Contact: secretary@sos.texas.gov

AUSTIN – Deputy Secretary of State Joe Esparza today drew the ballot order for the 8 proposed amendments to the Texas Constitution that will appear on the November 2nd ballot. In order to appear on the ballot, the proposed amendments must be approved by at least two-thirds of the members of both the Texas Senate and the Texas House of Representatives.

Texans will have the opportunity to approve the following amendments with a majority vote:

Proposition 1 (HJR 143)

“The constitutional amendment authorizing the professional sports team charitable foundations of organizations sanctioned by the Professional Rodeo Cowboys Association or the Women’s Professional Rodeo Association to conduct charitable raffles at rodeo venues.”

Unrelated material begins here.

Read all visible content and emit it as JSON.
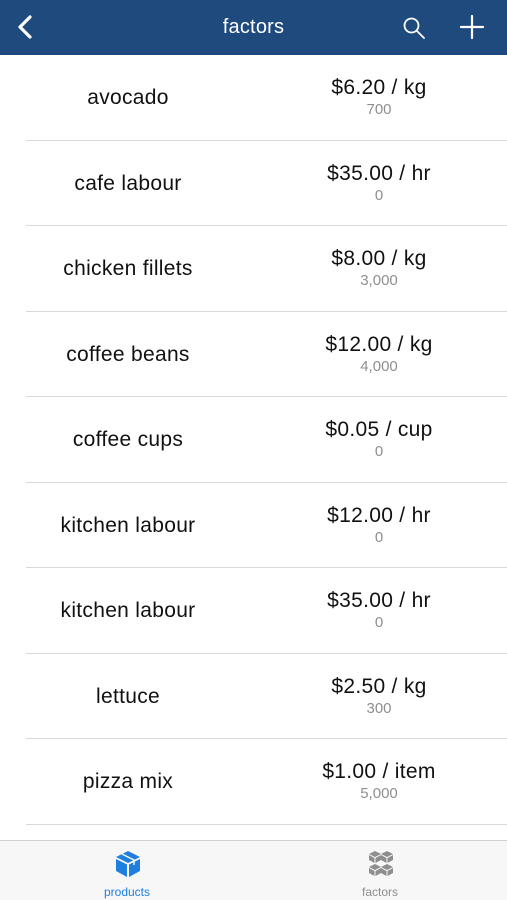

Proposition 2 (HJR 99)

“The constitutional amendment authorizing a county to finance the development or redevelopment of transportation or infrastructure in unproductive, underdeveloped, or blighted areas in the county.”

Proposition 3 (SJR 27)

“The constitutional amendment to prohibit this state or a political subdivision of this state from prohibiting or limiting religious services of religious organizations.”

Proposition 4 (SJR 47)

“The constitutional amendment changing the eligibility requirements for a justice of the supreme court, a judge of the court of criminal appeals, a justice of a court of appeals, and a district judge.”

Proposition 5 (HJR 165)

“The constitutional amendment providing additional powers to the State Commission on Judicial Conduct with respect to candidates for judicial office.”

Proposition 6 (SJR 19)

“The constitutional amendment establishing a right for residents of certain facilities to designate an essential caregiver for in-person visitation.”

Proposition 7 (HJR 125)

“The constitutional amendment to allow the surviving spouse of a person who is disabled to receive a limitation on the school district ad valorem taxes on the spouse’s residence homestead if the spouse is 55 years of age or older at the time of the person’s death.”

Proposition 8 (SJR 35)

“The constitutional amendment authorizing the legislature to provide for an exemption from ad valorem taxation of all or part of the market value of the residence homestead of the surviving spouse of a member of the armed services of the United States who is killed or fatally injured in the line of duty.”

For more information and resources for voting in Texas, visit VoteTexas.gov.


Perry Town Hall Brings a Crowd

On Saturday, August 21, Prairie View Council member Waymond Perry hosted his inaugural town hall meeting to a packed room at Victorious Believers Church in Prairie View. The lively audience reflected the Prairie View community by race, ethnicity, gender and age. The two- hour town hall ran smoothly, as participants had opportunities to submit written questions and question Council member Perry directly. Questions ranged from inquiring about the City’s infrastructure to asking about amending the City’s Charter. Midway through the meeting, participants completed a 10-question survey. The survey included identifying the top concerns about the City of Prairie View to rating interactions with City Hall staff for their courtesy, helpfulness, and efficiency. The survey also inquired as to whether or not individuals participated in City Council meetings and, if not, why.

Council member Perry was praised for his agenda which also included time for public comments. Those in attendance welcomed this in-person interaction with an elected leader. For months, Prairie View’s City Council has conducted its meetings via teleconference and will not commence in-person Council meetings until mid-September. Council member Perry’s next meeting is tentatively scheduled for October.

For more information contact: Sylvia Cedillo, 979-633-3120 ext.0